Instructions for the task >> Which lines below contain the word "arrow"? Copy each one.

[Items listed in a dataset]

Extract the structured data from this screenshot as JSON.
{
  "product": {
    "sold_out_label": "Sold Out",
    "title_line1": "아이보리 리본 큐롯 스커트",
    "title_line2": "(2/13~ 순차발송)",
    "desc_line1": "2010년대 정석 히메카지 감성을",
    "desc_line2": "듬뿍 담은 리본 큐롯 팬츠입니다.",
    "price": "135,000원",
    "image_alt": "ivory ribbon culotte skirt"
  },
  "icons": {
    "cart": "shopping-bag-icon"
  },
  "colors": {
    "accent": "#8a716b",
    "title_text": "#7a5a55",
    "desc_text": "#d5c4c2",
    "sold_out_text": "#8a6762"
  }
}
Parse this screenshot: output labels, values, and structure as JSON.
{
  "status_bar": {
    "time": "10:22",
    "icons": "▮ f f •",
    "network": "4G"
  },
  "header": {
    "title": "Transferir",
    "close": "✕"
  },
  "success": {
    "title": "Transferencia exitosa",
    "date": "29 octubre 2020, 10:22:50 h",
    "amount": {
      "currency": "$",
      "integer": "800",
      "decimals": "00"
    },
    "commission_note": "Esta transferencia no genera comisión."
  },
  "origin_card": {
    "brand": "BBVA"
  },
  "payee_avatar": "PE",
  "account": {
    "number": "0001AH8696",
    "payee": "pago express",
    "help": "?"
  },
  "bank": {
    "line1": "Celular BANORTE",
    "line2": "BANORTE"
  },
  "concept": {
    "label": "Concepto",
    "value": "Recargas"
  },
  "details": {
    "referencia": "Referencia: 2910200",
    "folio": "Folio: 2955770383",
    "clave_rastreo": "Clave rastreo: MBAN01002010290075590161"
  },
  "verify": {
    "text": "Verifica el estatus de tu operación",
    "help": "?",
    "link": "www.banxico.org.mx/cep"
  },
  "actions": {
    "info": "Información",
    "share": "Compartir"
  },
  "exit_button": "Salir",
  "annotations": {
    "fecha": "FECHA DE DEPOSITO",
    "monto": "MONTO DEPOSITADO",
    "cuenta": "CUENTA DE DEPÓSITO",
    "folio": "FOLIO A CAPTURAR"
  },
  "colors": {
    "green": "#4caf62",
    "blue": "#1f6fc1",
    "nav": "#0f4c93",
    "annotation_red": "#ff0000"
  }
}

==

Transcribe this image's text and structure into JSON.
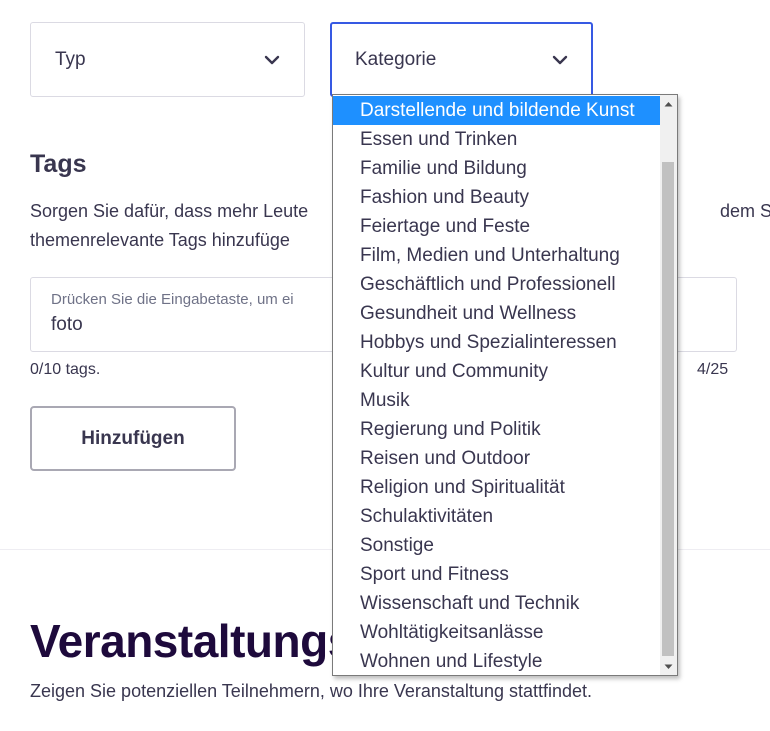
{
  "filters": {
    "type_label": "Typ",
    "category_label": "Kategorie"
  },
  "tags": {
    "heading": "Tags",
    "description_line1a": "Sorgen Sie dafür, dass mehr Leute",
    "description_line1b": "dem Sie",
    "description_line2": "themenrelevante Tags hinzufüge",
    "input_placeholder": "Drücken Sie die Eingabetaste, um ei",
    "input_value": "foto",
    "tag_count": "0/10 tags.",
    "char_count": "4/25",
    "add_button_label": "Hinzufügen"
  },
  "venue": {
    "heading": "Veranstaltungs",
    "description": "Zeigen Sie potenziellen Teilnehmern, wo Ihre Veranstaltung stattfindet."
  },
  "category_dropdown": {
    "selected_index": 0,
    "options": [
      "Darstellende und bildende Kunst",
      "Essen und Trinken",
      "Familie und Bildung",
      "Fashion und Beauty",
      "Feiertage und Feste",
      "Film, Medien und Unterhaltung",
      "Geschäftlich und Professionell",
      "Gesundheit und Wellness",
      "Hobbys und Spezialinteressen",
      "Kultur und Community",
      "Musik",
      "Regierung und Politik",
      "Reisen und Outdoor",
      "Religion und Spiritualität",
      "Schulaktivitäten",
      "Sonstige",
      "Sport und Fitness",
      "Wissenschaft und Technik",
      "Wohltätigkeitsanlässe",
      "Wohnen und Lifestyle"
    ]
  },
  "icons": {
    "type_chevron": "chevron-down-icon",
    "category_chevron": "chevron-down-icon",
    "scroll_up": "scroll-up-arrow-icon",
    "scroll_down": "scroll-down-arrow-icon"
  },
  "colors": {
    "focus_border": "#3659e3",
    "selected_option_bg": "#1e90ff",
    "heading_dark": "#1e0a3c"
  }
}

Answer for the task >>
    "scroll_up": "scroll-up-arrow-icon",
    "scroll_down": "scroll-down-arrow-icon"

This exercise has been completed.